Frozen tundra comes to Grinnell in “Nice Fish”

By Amanda Weber
weberama@grinnell.edu

This weekend, the Grinnell College Theatre Department is putting on a production of the play “Nice Fish” by Mark Rylance and Louis Jenkins. The S&B got the chance to attend a tech rehearsal and speak to director Professor Ellen Mease and cast member Joseph Robertson ’19 about the production.

The plot of “Nice Fish,” an absurdist comedy in the style of Samuel Beckett, revolves around two old friends ice fishing on a lake in Minnesota. The friends discuss love, mortality and the meaning of life, all while battling storms and desperately seeking a nice fish.

“It’s the span of a whole life that’s being depicted in this single day on the ice, with the catastrophe of the storm bringing up essential aspects of the human condition,” Mease said.

Written by lauded Shakespearean actor Mark Rylance, “Nice Fish” was heavily influenced by and contains the work of prose poet Louis Jenkins. It made its world premiere at St. Ann’s Warehouse in February of 2016, and now has come to the College for its first Grinnell treatment.

Mease is intimately acquainted with the play, as she is a personal friend of Jenkins and has been an audience member at a number of the play’s premieres. Her familiarity with the play and its poet, and the similarities she saw between the Midwestern atmosphere of the play and Grinnell’s own Midwestern vastness, led her to choose “Nice Fish” for the College. She hopes to be as true to the original vision of the play as possible.

“There is no directorial innovation here. I’m doing the play as carefully and honestly as it can be done,” Mease said.

According to Mease, challenges faced during the rehearsal process have mainly included dealing with the less-than-ideal acoustics in Roberts Theatre and ensuring that the actors are all word-perfect on their poetic monologues. Inflection, Mease believes, should be perfect, as the actors typically only get one shot to present the best possible version of the play to their audience.

“We get to study the script. We get to repeat, repeat, repeat, which is what rehearsal is. But the audience only hears it once,” Mease said.

In order to ensure that the final product is as polished as possible, the rehearsal process has been rigorous. The cast met Sundays through Thursdays for three and a half hours every day. However, there was enjoyment to be found amongst the stress.

“It’s just so magical when the lighting and the sound design comes in during tech week,” Robertson said. “It can be a little tedious to have to stop-go, stop-go, but when everyone is on top of their lines and everything is moving smoothly, it’s just a really beautiful, dynamic form of art that’s taking place.”

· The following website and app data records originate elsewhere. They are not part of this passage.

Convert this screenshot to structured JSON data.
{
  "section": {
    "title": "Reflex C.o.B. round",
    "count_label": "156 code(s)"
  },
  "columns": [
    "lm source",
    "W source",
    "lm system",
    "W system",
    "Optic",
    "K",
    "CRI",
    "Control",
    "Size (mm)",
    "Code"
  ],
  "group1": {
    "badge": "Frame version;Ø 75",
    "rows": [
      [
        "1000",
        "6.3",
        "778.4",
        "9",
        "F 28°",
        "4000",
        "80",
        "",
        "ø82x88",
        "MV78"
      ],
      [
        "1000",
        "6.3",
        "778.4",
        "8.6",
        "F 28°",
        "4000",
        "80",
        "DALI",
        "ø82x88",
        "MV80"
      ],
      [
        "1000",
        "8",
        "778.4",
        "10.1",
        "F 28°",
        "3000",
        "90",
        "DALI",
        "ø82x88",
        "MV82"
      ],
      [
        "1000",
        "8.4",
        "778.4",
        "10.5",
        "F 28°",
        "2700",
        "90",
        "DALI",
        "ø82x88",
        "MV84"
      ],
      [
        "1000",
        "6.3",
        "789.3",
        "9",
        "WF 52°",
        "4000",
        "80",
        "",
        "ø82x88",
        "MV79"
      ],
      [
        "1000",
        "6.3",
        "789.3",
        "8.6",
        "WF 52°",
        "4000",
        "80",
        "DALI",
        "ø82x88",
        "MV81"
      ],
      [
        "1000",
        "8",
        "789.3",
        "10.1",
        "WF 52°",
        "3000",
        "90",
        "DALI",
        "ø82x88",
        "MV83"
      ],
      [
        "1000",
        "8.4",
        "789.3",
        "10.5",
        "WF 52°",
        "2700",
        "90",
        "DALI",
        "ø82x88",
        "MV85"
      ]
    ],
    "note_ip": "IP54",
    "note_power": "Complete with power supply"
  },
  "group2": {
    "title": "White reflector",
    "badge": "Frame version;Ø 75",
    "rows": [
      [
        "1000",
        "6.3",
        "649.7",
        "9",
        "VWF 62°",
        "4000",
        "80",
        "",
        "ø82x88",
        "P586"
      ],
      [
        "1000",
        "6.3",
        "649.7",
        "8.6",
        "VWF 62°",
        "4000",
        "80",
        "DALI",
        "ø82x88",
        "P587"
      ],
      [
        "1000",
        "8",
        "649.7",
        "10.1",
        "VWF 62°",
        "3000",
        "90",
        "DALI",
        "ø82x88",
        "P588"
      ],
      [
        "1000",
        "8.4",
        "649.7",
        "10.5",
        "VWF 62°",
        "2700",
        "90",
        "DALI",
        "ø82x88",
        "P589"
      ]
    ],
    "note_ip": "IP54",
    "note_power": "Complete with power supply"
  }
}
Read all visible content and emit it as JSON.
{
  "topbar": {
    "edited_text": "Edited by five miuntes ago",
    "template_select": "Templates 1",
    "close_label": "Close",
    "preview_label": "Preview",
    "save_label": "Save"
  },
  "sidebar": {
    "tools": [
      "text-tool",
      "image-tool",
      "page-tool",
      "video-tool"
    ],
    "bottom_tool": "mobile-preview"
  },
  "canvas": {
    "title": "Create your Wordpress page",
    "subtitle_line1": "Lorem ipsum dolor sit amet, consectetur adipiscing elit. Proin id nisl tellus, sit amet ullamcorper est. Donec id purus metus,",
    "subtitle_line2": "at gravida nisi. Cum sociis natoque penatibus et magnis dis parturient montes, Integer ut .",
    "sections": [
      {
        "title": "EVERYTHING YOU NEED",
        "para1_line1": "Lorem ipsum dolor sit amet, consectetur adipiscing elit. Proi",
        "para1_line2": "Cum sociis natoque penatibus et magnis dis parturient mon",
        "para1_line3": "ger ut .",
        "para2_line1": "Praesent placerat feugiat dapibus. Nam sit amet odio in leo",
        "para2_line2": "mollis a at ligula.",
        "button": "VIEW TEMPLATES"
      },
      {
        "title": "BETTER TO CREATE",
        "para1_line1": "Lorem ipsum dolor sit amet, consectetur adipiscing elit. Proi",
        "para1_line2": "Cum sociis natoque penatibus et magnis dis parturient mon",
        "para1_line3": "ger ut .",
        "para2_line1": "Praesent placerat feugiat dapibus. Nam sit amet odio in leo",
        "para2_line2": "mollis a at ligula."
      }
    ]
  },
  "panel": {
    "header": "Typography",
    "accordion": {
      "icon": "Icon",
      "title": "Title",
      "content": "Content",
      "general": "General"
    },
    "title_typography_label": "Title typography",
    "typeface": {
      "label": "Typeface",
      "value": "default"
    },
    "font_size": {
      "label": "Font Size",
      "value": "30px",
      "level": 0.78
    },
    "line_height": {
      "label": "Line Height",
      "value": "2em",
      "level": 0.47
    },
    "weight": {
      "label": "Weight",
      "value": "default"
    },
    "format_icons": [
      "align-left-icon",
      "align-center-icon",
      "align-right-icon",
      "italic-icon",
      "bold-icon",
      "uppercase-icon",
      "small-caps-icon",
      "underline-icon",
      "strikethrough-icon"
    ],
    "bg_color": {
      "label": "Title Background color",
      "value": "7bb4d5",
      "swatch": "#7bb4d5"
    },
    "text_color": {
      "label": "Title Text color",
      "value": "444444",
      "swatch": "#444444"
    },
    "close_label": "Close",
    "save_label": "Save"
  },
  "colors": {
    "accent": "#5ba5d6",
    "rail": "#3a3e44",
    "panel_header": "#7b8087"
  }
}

A good portion of the artistry of the show manifests itself in the effects and set as well. The theater is experimenting with some new effects, from a bluescreen to a shoreline that bobs in the background to a mechanized, flopping fish imported from the Guthrie. Furthermore, the entire stage has been transformed into a frozen, snow-dusted lake, making the barren, cold atmosphere of the play all the more convincing. 

Fortunately, the show is populated by characters colorful enough to keep the desolate tundra engaging. The show’s two focal characters, aging fishermen Erik and Ron, played by Reed Roffis ’18 and Robertson respectively, artfully play off of one another. Erik, cynical and serious, ruminates on life’s heavier burdens, but is offset by the childish humor of Robertson’s Ron.

“I love how Ron is either completely focused on something nonsensical or completely open to the whole universe in all of its wonder and never anywhere in between,” Robertson said. “He’s either obsessing over the snowman’s nose or he’s contemplating love.”

All of these factors result in a light-hearted, comedic and surreal performance punctuated by moments of poignancy and sincerity. On the whole, Grinnell’s production of “Nice Fish” provides an authentic reflection of Jenkins’ original poems and Rylance’s subsequent adaptation, capturing a mood that is funny, moving and genuine — just like life.

In the play’s program, Mease conveys what she wants audiences to take from the show: “What the play gives us … is the gift and sheer pleasure of laughter. Might as well laugh, in spite of everything.”

Showings of “Nice Fish” will take place on Oct. 6 and 7 at 7:30 p.m., and Oct. 8 at 2 p.m. in Bucksbaum’s Roberts Theatre, and have an approximately 100 minute run time. For those interested in learning more about Louis Jenkins and hearing more of his poetry, he will be speaking at 4:15 pm on Oct. 6 in Roberts Theatre.

Cast members of “Nice Fish” from left to right: Liam Stowe ’19, Christina Collins ’21, Reed Roffis ’18 and Joseph Robertson ’19 rehearse for opening night.
Photos by Helena Gruensteidl